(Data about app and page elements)
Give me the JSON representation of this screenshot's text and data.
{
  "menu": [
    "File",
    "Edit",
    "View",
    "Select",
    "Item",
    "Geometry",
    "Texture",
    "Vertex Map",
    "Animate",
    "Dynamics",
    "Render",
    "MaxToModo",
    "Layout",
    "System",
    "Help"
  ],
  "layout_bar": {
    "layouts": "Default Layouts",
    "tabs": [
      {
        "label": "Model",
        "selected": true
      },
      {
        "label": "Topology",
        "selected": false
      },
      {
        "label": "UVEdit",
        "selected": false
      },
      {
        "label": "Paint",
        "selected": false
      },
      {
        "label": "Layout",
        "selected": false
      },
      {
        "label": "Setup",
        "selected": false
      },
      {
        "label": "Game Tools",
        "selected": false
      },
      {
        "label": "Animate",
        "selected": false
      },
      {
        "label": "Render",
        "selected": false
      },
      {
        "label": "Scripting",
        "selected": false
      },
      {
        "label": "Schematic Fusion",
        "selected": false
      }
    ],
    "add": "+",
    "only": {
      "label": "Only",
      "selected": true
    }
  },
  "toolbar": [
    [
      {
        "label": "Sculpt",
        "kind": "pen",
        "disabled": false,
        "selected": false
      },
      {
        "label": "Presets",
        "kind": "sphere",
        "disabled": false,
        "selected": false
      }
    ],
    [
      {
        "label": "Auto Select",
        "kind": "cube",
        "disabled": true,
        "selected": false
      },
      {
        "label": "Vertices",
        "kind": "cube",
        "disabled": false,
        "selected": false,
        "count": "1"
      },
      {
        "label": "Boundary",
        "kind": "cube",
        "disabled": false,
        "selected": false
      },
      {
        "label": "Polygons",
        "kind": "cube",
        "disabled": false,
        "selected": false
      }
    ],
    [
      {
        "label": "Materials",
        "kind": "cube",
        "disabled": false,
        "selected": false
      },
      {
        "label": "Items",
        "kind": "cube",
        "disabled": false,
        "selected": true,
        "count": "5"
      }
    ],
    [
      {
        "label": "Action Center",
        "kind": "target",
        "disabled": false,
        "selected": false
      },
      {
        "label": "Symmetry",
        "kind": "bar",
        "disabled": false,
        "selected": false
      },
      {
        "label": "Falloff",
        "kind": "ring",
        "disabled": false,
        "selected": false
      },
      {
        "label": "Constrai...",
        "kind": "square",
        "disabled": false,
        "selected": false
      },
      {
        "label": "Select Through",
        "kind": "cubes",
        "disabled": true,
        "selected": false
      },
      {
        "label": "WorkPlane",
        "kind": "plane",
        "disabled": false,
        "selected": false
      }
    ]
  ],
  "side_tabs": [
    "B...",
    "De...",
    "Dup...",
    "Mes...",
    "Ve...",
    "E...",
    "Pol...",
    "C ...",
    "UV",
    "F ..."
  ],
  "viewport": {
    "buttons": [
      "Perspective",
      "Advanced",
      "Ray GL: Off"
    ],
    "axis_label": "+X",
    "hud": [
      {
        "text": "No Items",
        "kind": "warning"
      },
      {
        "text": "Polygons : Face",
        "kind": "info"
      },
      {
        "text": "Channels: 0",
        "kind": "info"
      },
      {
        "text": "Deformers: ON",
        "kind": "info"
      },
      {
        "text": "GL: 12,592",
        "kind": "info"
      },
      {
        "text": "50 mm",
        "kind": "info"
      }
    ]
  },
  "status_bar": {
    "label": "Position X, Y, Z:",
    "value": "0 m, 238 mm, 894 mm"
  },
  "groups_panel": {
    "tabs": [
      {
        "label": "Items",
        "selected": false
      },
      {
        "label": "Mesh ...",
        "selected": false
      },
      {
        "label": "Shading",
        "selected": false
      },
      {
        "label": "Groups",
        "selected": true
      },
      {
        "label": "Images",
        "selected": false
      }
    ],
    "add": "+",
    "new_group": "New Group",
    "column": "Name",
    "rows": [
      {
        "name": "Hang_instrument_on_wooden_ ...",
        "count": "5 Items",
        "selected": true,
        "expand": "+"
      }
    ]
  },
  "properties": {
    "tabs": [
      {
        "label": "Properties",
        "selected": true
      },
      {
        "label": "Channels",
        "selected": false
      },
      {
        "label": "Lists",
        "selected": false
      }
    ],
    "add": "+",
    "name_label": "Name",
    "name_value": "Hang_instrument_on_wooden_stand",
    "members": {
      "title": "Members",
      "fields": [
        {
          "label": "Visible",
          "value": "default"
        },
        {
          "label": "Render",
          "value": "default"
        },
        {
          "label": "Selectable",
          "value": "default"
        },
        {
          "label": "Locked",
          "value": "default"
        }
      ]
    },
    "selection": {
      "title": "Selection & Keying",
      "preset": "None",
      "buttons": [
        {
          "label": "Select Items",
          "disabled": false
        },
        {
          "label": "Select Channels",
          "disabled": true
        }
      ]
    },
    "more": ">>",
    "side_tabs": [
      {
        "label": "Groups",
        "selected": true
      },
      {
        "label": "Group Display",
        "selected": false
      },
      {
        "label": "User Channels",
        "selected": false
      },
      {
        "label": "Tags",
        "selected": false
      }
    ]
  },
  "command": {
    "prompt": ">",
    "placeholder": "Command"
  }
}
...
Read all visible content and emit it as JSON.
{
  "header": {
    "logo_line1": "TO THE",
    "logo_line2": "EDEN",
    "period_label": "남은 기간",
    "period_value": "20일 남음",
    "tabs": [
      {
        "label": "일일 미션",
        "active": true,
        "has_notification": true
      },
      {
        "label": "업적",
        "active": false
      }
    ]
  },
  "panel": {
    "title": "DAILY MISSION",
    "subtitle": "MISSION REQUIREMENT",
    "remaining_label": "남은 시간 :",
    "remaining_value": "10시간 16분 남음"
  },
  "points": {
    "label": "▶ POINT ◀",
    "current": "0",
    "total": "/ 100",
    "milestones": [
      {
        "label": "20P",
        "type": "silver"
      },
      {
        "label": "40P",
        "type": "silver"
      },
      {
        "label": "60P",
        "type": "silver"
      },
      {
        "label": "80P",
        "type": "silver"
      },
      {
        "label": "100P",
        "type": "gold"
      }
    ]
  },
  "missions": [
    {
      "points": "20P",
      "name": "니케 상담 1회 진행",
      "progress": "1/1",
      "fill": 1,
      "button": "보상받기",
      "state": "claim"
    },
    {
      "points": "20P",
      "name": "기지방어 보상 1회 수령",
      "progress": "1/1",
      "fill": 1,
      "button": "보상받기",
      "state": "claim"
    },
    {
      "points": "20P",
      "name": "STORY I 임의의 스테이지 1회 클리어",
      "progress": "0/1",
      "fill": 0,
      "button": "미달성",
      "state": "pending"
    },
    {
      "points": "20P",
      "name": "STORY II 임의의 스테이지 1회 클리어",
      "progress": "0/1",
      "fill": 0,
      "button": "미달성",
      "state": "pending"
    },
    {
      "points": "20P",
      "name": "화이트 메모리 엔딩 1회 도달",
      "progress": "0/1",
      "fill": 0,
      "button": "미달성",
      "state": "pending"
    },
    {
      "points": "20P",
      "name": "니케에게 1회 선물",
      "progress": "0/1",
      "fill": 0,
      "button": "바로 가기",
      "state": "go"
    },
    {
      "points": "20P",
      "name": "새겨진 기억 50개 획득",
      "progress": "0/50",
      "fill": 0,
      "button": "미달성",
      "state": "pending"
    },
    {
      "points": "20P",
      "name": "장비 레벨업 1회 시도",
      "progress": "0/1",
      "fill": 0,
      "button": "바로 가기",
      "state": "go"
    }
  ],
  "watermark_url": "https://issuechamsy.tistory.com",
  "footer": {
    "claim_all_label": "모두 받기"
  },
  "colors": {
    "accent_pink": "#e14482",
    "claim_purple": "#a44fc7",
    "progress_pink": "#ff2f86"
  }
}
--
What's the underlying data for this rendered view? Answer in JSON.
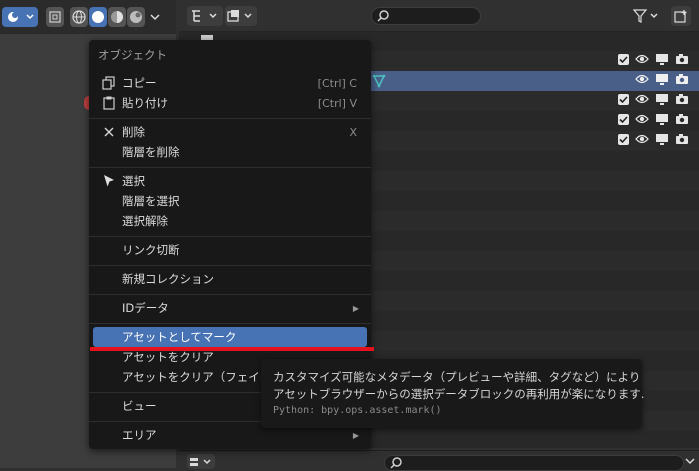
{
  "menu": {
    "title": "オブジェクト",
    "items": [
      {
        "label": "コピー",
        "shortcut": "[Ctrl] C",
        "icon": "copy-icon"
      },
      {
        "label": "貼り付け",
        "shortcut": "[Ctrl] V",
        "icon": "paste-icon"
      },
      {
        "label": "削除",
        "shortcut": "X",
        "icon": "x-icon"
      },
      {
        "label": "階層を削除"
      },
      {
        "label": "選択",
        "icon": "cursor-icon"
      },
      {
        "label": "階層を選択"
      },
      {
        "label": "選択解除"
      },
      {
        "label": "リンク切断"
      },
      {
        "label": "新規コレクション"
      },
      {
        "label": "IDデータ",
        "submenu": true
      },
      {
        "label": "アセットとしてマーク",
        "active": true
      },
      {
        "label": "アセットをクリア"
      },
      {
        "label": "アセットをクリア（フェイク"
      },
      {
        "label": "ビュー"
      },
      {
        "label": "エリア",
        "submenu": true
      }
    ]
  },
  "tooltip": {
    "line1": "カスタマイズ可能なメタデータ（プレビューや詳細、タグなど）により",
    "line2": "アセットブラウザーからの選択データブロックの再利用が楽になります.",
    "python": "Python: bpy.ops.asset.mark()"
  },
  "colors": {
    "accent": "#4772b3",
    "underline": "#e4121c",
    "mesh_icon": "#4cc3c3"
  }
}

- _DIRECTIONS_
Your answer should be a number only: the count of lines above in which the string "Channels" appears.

- _WRITTEN SOLUTION_
4